Smoked correctly, the money muscle has an inviting look and melt-in-your-mouth flavor when cooked properly. Located opposite of Boston butt bone, this cut features thick cylinder-shaped load bearing cuts known as money muscle or pork collar resembling smaller pork loin with deep strips of fat running throughout it – these strips render during smoking for an exceptional rich and buttery flavor!
Money muscle may not be as tender as other cuts of pork, but it still performs well when slow-cooked for several hours in your smoker. Before adding the pork to the smoker, season with salt and pepper before placing in. Once done, remove from the smoker and brush some BBQ sauce over its surface as an added touch!
After taking out of the smoker, pork butt should be allowed to cool slightly before being divided up into its component parts.
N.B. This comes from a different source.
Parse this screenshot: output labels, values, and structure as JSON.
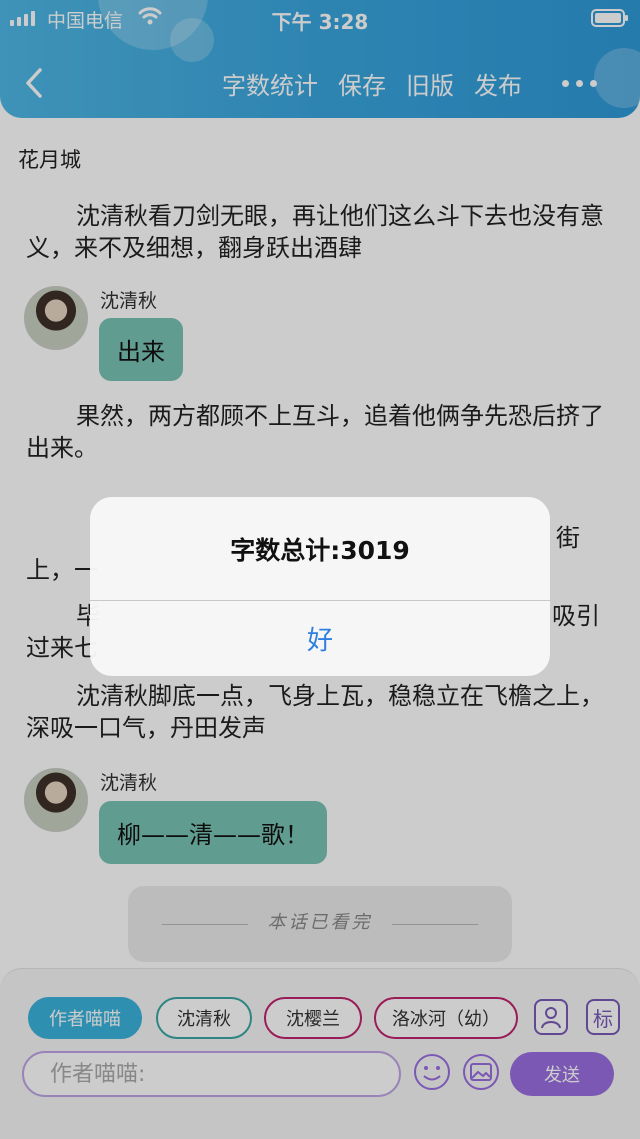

Money muscle should be stripped of excess fat before being divided up into six equal sections – however some pitmasters prefer cutting their money muscle further apart than this number.
Once muscles have been cut into slices, they should be wrapped in aluminum foil and secured with a heavy towel for hot holding in a cooler. After about an hour has passed, these wrappings can be removed and your meat will be ready to serve!
Though this technique is used by competitive chefs, backyard barbecuers don’t necessarily need to do it themselves – most likely no one will even notice! Most likely no one will even remember taking extra steps to separate this meat before serving it separately.